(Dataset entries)
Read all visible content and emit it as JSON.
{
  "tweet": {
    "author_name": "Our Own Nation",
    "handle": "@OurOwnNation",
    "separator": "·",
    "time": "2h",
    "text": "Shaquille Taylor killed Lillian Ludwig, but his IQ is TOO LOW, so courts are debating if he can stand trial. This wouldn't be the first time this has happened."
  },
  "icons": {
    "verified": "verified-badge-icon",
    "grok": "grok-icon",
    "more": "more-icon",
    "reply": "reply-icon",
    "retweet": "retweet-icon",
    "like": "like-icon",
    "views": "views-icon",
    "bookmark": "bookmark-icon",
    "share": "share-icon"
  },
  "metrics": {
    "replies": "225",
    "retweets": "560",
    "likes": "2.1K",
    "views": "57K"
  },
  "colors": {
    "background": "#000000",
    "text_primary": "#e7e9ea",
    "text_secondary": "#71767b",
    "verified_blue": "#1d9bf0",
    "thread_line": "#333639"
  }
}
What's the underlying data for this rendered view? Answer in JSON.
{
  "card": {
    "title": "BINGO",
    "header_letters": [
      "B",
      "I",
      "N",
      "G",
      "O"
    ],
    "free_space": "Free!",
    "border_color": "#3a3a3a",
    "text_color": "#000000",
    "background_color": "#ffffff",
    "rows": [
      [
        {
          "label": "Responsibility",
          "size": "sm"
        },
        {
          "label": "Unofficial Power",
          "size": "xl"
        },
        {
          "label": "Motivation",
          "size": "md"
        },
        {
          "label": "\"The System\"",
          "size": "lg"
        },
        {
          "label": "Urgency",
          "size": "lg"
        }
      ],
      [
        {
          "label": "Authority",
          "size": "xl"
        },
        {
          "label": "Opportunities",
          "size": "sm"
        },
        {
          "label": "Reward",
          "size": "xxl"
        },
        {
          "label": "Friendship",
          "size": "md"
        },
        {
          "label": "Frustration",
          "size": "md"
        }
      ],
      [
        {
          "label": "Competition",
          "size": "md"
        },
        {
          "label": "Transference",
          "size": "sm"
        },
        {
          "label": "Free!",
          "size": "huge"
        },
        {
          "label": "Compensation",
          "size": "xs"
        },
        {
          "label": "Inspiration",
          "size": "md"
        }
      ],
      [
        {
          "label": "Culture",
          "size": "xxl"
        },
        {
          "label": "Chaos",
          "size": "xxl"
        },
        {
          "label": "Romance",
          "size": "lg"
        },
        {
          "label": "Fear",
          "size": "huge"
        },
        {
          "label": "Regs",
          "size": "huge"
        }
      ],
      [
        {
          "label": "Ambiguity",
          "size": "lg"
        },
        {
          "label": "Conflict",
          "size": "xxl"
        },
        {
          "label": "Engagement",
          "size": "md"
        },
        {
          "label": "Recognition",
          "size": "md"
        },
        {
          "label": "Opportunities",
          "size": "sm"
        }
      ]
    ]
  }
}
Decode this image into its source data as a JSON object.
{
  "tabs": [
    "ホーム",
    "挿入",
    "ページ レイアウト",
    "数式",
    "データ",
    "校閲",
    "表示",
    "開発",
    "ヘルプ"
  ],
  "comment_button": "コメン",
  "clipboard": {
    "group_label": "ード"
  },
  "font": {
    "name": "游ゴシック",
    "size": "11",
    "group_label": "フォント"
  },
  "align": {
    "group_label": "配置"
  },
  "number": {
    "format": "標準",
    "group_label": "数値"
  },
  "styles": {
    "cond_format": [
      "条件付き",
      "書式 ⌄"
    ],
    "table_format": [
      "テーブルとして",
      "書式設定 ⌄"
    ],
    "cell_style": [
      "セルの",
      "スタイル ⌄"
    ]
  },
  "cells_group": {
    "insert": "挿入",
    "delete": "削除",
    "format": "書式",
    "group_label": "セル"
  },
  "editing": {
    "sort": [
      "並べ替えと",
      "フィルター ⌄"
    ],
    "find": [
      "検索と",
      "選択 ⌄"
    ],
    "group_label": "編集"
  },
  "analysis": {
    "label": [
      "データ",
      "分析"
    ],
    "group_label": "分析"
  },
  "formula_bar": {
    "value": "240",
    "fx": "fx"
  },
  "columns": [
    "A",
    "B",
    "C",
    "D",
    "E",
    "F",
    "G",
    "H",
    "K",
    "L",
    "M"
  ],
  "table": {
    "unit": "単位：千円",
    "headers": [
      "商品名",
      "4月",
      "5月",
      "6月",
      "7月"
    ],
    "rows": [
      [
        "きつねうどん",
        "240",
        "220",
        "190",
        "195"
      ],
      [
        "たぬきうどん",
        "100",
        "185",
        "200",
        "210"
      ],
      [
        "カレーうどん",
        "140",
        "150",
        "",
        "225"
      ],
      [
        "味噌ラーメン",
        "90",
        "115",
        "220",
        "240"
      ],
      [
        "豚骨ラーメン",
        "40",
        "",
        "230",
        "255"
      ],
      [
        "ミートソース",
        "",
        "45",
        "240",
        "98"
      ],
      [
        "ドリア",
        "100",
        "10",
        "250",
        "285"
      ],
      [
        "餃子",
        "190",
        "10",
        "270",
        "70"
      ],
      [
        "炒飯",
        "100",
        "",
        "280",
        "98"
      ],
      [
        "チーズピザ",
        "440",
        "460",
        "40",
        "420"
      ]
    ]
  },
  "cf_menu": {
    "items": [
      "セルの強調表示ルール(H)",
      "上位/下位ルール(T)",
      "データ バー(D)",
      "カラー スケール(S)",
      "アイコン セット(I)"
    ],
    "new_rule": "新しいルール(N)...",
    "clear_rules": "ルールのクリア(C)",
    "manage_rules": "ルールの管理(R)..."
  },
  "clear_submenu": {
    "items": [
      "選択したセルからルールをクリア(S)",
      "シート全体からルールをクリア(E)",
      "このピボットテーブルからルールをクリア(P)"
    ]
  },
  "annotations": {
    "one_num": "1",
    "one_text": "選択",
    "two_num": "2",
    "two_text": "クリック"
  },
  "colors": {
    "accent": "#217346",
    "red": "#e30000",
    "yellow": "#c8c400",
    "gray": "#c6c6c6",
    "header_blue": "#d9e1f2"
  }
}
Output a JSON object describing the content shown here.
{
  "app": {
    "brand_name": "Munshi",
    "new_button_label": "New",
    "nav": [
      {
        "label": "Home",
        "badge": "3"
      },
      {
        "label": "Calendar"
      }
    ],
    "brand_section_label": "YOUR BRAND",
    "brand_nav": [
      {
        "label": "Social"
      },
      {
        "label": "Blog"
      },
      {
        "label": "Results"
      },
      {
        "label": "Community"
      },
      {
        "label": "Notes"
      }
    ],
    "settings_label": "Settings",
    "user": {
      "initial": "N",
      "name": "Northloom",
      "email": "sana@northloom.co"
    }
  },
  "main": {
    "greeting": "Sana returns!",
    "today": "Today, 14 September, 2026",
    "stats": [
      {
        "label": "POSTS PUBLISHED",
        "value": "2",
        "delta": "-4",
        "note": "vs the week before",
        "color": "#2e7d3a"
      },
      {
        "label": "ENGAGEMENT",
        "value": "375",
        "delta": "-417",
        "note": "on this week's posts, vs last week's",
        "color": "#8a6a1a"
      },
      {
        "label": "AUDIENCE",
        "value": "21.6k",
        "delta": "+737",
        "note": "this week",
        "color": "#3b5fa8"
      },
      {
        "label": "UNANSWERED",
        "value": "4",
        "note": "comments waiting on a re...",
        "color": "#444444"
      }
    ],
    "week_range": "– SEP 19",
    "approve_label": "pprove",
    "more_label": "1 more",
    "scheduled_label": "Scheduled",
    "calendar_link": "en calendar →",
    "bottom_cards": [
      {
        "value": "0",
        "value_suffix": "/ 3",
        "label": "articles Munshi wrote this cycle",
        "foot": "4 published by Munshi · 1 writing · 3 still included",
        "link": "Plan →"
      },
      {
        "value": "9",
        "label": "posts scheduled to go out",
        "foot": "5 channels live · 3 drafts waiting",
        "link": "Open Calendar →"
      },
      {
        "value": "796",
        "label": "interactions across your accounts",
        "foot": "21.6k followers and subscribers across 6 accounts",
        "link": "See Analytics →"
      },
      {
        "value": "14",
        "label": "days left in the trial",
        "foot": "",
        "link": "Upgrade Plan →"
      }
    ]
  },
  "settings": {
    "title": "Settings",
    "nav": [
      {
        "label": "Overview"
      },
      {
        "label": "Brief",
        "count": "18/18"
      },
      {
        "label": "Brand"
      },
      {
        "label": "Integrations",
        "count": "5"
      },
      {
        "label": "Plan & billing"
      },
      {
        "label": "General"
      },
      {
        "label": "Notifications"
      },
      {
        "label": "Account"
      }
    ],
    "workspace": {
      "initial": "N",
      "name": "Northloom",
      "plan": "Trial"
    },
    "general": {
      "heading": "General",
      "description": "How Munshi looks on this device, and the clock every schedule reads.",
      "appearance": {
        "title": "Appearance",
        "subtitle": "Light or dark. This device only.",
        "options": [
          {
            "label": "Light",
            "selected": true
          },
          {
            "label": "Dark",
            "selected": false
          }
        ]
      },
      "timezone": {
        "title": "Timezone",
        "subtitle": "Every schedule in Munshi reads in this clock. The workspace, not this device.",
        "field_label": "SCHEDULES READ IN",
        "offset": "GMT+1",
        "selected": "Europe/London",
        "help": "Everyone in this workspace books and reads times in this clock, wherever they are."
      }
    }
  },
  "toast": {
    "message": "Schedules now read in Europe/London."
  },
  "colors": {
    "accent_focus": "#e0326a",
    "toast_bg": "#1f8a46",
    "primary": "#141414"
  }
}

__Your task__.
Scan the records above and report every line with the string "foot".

__Problem solution__.
        "foot": "4 published by Munshi · 1 writing · 3 still included",
        "foot": "5 channels live · 3 drafts waiting",
        "foot": "21.6k followers and subscribers across 6 accounts",
        "foot": "",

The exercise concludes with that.